But when we care about sustainability
we certainly DO care about the environment…!

But we never lose sight of:


Taken Together
Now, and Into the Future…!

This is the frame,
from inside of which,
we believe all choices should be made.

Why sustainability is NOT merely environmentalism

Sustainability broadly reflects the recognition that our actions today affect our prospects for tomorrow, and increasingly, these actions will affect the quality of life and prospects for future generations.

We take sustainability to be an attitude, a world view, a holistic way of thinking about ourselves in the context of the ecosphere. At its heart, sustainability is a reaction to the single-bottom line thinking that undergirds the vast majority of our societal decision making—in that we tend to show an inordinate deference to monetary value, and often disregard the social and ecological costs of our decisions. In this sense, sustainability is about triple-bottom line thinking, a way of making decisions that gives due consideration to profit, people and planet.

A Stricter Bottom Line

The words "planet", "people,"and "prosperity" is a diagram within each other

Profit becomes a design requirement for the transactional world, but not the objective.

Sustainability requires that those resources which contribute to human welfare be managed such that they are conserved or improved for future generations [1]. Many of the natural resources we consume are finite and non-renewable on human timescales (e.g., fossil & nuclear fuels, minerals), whilst some renewable resources are becoming nonrenewable due to unsustainable use (e.g., fisheries, water, forests, soils) [2,3]. Sustainable development must convert the currently unsustainable practices in industrialized nations to sustainable ones, as well as improve standards of living in developing countries in a sustainable manner [4]. Lifestyles which minimize needless consumption and waste are essential for sustainability.

Ecological sustainability centers on stewardship of resources, ecosystems, the preservation of biodiversity, and natural processes (e.g., ecological succession, microevolution) [5]. A sustainable global economy will be achieved when:

Rates of use of renewable resources do not exceed regeneration rates; rates of use of nonrenewable resources do not exceed rates of development of renewable substitutes; [and] rates of pollution emission do not exceed assimilative capacities of the environment. [6]

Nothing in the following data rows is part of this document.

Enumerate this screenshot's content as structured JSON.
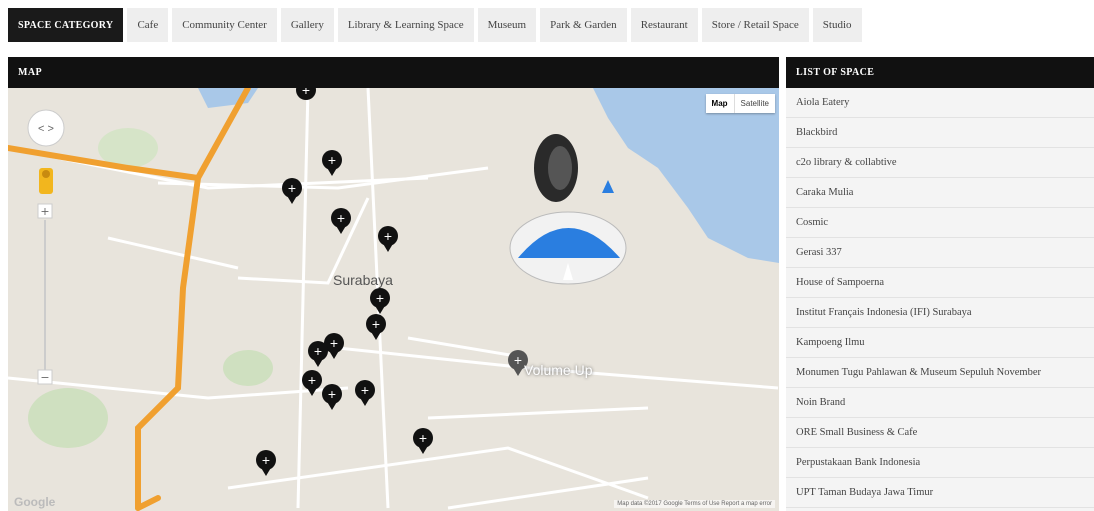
{
  "category_tabs": [
    {
      "label": "SPACE CATEGORY",
      "active": true
    },
    {
      "label": "Cafe",
      "active": false
    },
    {
      "label": "Community Center",
      "active": false
    },
    {
      "label": "Gallery",
      "active": false
    },
    {
      "label": "Library & Learning Space",
      "active": false
    },
    {
      "label": "Museum",
      "active": false
    },
    {
      "label": "Park & Garden",
      "active": false
    },
    {
      "label": "Restaurant",
      "active": false
    },
    {
      "label": "Store / Retail Space",
      "active": false
    },
    {
      "label": "Studio",
      "active": false
    }
  ],
  "map_panel": {
    "header": "MAP",
    "map_type": {
      "map": "Map",
      "satellite": "Satellite"
    },
    "city_label": "Surabaya",
    "overlay_text": "Volume Up",
    "google_logo": "Google",
    "attribution": "Map data ©2017 Google   Terms of Use   Report a map error"
  },
  "list_panel": {
    "header": "LIST OF SPACE",
    "items": [
      "Aiola Eatery",
      "Blackbird",
      "c2o library & collabtive",
      "Caraka Mulia",
      "Cosmic",
      "Gerasi 337",
      "House of Sampoerna",
      "Institut Français Indonesia (IFI) Surabaya",
      "Kampoeng Ilmu",
      "Monumen Tugu Pahlawan & Museum Sepuluh November",
      "Noin Brand",
      "ORE Small Business & Cafe",
      "Perpustakaan Bank Indonesia",
      "UPT Taman Budaya Jawa Timur"
    ]
  },
  "colors": {
    "header_bg": "#111111",
    "highway": "#f0a030",
    "sea": "#a9c8e8",
    "overlay_arrow": "#2a7ee0"
  }
}
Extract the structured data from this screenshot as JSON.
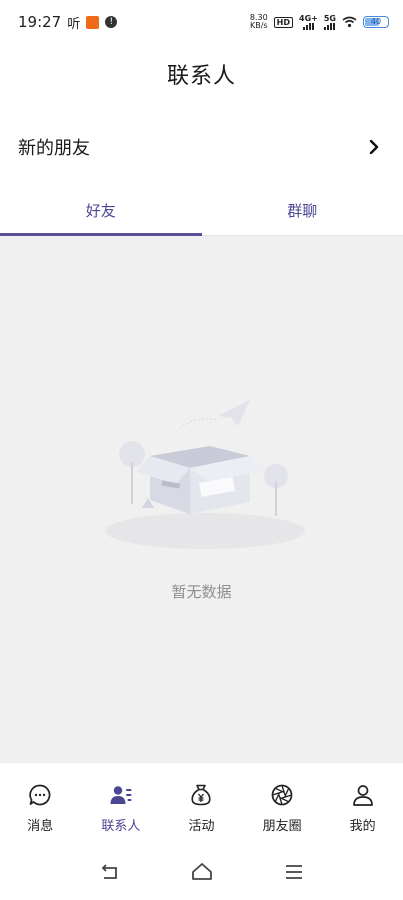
{
  "status_bar": {
    "time": "19:27",
    "ting": "听",
    "net_speed_value": "8.30",
    "net_speed_unit": "KB/s",
    "hd_label": "HD",
    "signal1_label": "4G+",
    "signal2_label": "5G",
    "battery_level": "40"
  },
  "header": {
    "title": "联系人"
  },
  "new_friends": {
    "label": "新的朋友"
  },
  "tabs": [
    {
      "label": "好友",
      "active": true
    },
    {
      "label": "群聊",
      "active": false
    }
  ],
  "empty_state": {
    "text": "暂无数据"
  },
  "bottom_nav": [
    {
      "label": "消息",
      "icon": "chat-bubble-icon",
      "active": false
    },
    {
      "label": "联系人",
      "icon": "contacts-icon",
      "active": true
    },
    {
      "label": "活动",
      "icon": "money-bag-icon",
      "active": false
    },
    {
      "label": "朋友圈",
      "icon": "aperture-icon",
      "active": false
    },
    {
      "label": "我的",
      "icon": "person-icon",
      "active": false
    }
  ],
  "colors": {
    "accent": "#5b4e9a",
    "content_bg": "#f0f0f0",
    "empty_text": "#8f8f8f"
  }
}
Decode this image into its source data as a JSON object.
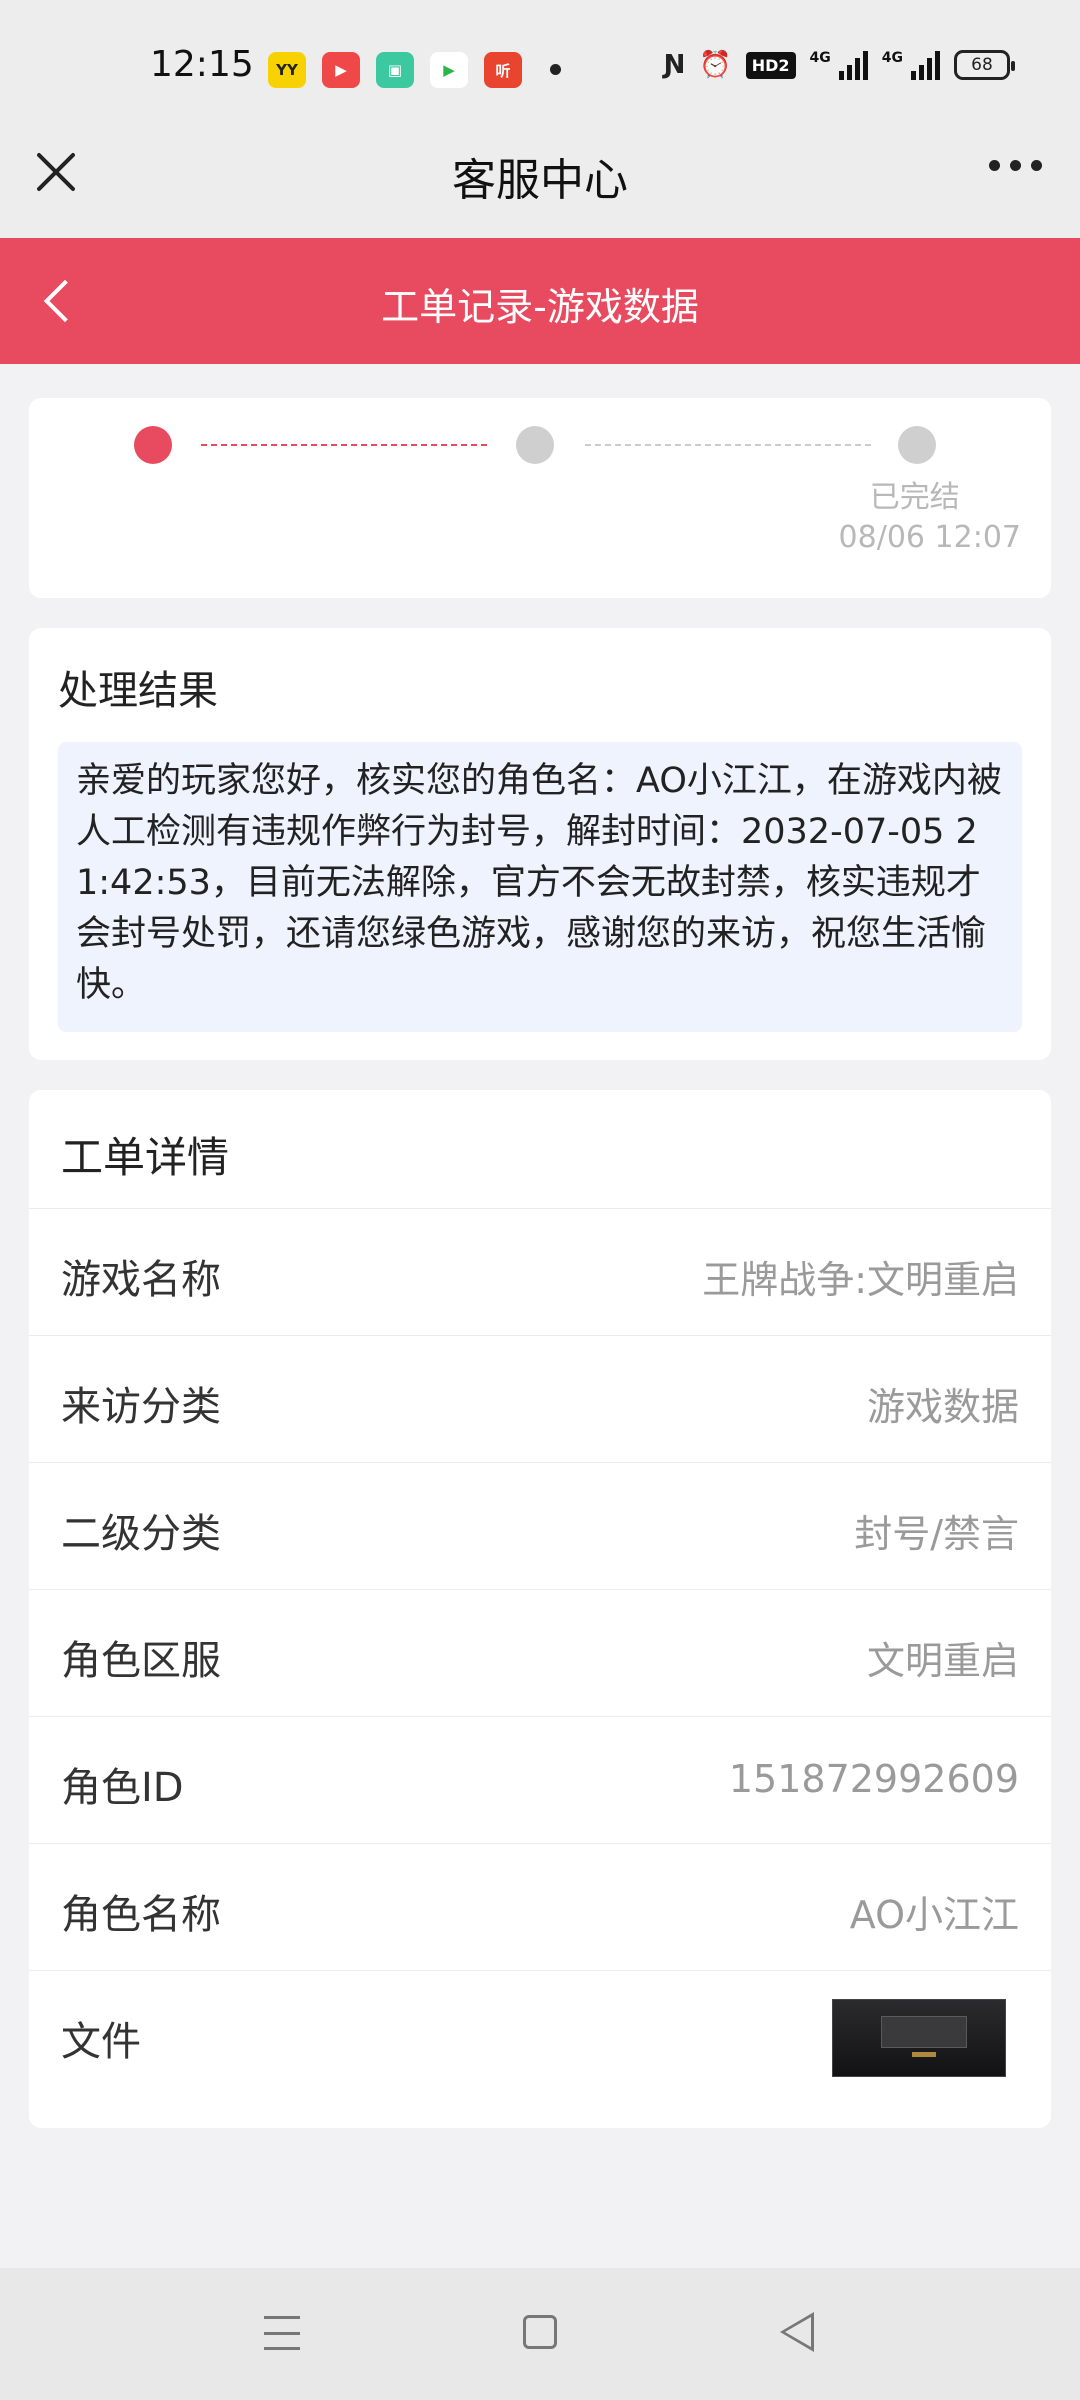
{
  "status_bar": {
    "time": "12:15",
    "apps": [
      {
        "name": "yy-app-icon",
        "label": "YY",
        "color": "#f7d200",
        "text_color": "#222"
      },
      {
        "name": "video-app-icon",
        "label": "▶",
        "color": "#f04848",
        "text_color": "#fff"
      },
      {
        "name": "gallery-app-icon",
        "label": "▣",
        "color": "#3cc9a0",
        "text_color": "#fff"
      },
      {
        "name": "tencent-video-icon",
        "label": "▶",
        "color": "#ffffff",
        "text_color": "#2bb64b"
      },
      {
        "name": "listen-app-icon",
        "label": "听",
        "color": "#e8442e",
        "text_color": "#fff"
      }
    ],
    "hd_label": "HD2",
    "network_1": "4G",
    "network_2": "4G",
    "battery": "68"
  },
  "titlebar": {
    "title": "客服中心"
  },
  "header": {
    "title": "工单记录-游戏数据"
  },
  "progress": {
    "final_step_label": "已完结",
    "final_step_time": "08/06 12:07"
  },
  "result": {
    "title": "处理结果",
    "text": "亲爱的玩家您好，核实您的角色名：AO小江江，在游戏内被人工检测有违规作弊行为封号，解封时间：2032-07-05 21:42:53，目前无法解除，官方不会无故封禁，核实违规才会封号处罚，还请您绿色游戏，感谢您的来访，祝您生活愉快。"
  },
  "details": {
    "title": "工单详情",
    "rows": [
      {
        "label": "游戏名称",
        "value": "王牌战争:文明重启"
      },
      {
        "label": "来访分类",
        "value": "游戏数据"
      },
      {
        "label": "二级分类",
        "value": "封号/禁言"
      },
      {
        "label": "角色区服",
        "value": "文明重启"
      },
      {
        "label": "角色ID",
        "value": "151872992609"
      },
      {
        "label": "角色名称",
        "value": "AO小江江"
      },
      {
        "label": "文件",
        "value": ""
      }
    ]
  }
}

Socially, sustainability reflects actions that promote community, relationship to place, cultural diversity, and maintenance of local knowledge, equity, environmental justice, self-worth, and non-violence [7].

Sustainability is a Guiding Principle for Ramapo College:

All strategic goals and objectives must be consistent with the commitment to environmental, social, and economic sustainability by the College. [8]

  1. Kennedy, D. (2007). Sustainability. Science, 315(5812), p. 573.
  2. National Research Council. (2006). Dynamic Changes in Marine Ecosystems: Fishing, Food Webs, and Future Options. Washington, DC: The National Academies Press.
  3. Brown, L. R. (2006). Plan B 2.0: Rescuing a Planet under Stress and a Civilization in Trouble. New York: Norton.
  4. Holdren, J. P. (2007). Energy and Sustainability. Science, 315(5813), p. 737.
  5. Karlin, E. (2001). Dynamic Aspects of Sustainability. In R.C. Dorf (Ed.), Technology, Humans, and Society (pp. 23–29). San Diego: Academic Press.
  6. Daly, H. (1996). Beyond Growth: The Economics of Sustainable Development. Boston: Beacon Press.
  7. Edelstein, M. (2007).
  8. Ramapo College of New Jersey. Strategic Plan 2007-2012.